- TASK TO COMPLETE: Within the data below, tally the lines that contain "text" and state only the total.

- AVAILABLE DATA:
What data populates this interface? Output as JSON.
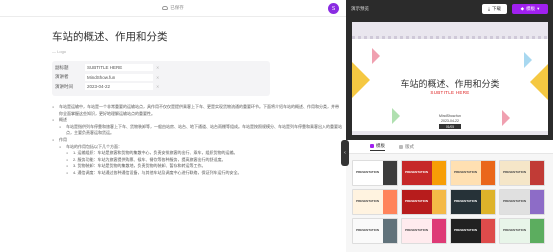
{
  "editor": {
    "save_status": "已保存",
    "avatar_letter": "S",
    "title": "车站的概述、作用和分类",
    "logo_label": "Logo",
    "meta": [
      {
        "key": "副标题",
        "value": "SUBTITLE HERE"
      },
      {
        "key": "演讲者",
        "value": "MindShow.fun"
      },
      {
        "key": "演讲时间",
        "value": "2023-04-22"
      }
    ],
    "outline": [
      {
        "level": 1,
        "text": "车站是运输中，车站是一个非常重要的运输站点，具作用不仅仅是提供乘客上下车、更是实现货物流通的重要环节。下面将介绍车站的概述、作用和分类，并带你全面掌握这些知识，更好地理解运输站点的重要性。"
      },
      {
        "level": 1,
        "text": "概述"
      },
      {
        "level": 2,
        "text": "车站是指供列车停靠和旅客上下车、货物装卸等，一般由站房、站台、地下通道、站台雨棚等组成。车站是按照规模分、车站是列车停靠和乘客出入的重要站点，主要负责客运和货运。"
      },
      {
        "level": 1,
        "text": "作用"
      },
      {
        "level": 2,
        "text": "车站的作用包括以下几个方面："
      },
      {
        "level": 3,
        "text": "1. 运输组织：车站是旅客和货物的集散中心，负责安排旅客的出行、乘车，组织货物的运输。"
      },
      {
        "level": 3,
        "text": "2. 服务功能：车站为旅客提供购票、候车、餐饮等各种服务，提高旅客出行的舒适度。"
      },
      {
        "level": 3,
        "text": "3. 货物装卸：车站是货物的集散地，负责货物的装卸、暂存和转运等工作。"
      },
      {
        "level": 3,
        "text": "4. 通信调度：车站通过各种通信设备，与其他车站及调度中心进行联络，保证列车运行的安全。"
      }
    ]
  },
  "preview": {
    "label": "演示预览",
    "download_label": "下载",
    "template_label": "模板",
    "slide": {
      "title": "车站的概述、作用和分类",
      "subtitle": "SUBTITLE HERE",
      "author": "MindShow.fun",
      "date": "2023-04-22",
      "badge": "01/05"
    },
    "tabs": {
      "template_tab": "模板",
      "layout_tab": "版式"
    },
    "thumbnails": [
      {
        "title": "PRESENTATION",
        "bg": "#ffffff",
        "accent": "#1a1a1a",
        "light": true
      },
      {
        "title": "PRESENTATION",
        "bg": "#c62828",
        "accent": "#ffb300",
        "light": false
      },
      {
        "title": "PRESENTATION",
        "bg": "#ffe0b2",
        "accent": "#e65100",
        "light": true
      },
      {
        "title": "PRESENTATION",
        "bg": "#f5e6c8",
        "accent": "#b71c1c",
        "light": true
      },
      {
        "title": "PRESENTATION",
        "bg": "#fff3e0",
        "accent": "#ff7043",
        "light": true
      },
      {
        "title": "PRESENTATION",
        "bg": "#b71c1c",
        "accent": "#ffd54f",
        "light": false
      },
      {
        "title": "PRESENTATION",
        "bg": "#263238",
        "accent": "#ffca28",
        "light": false
      },
      {
        "title": "PRESENTATION",
        "bg": "#e0e0e0",
        "accent": "#7e57c2",
        "light": true
      },
      {
        "title": "PRESENTATION",
        "bg": "#fafafa",
        "accent": "#455a64",
        "light": true
      },
      {
        "title": "PRESENTATION",
        "bg": "#ffebee",
        "accent": "#d81b60",
        "light": true
      },
      {
        "title": "PRESENTATION",
        "bg": "#212121",
        "accent": "#ff5252",
        "light": false
      },
      {
        "title": "PRESENTATION",
        "bg": "#e8f5e9",
        "accent": "#43a047",
        "light": true
      }
    ]
  },
  "colors": {
    "accent": "#a020f0",
    "preview_bg": "#2b2b2b",
    "subtitle_red": "#dd2222"
  }
}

- RESPONSE TO THE EXERCISE: 9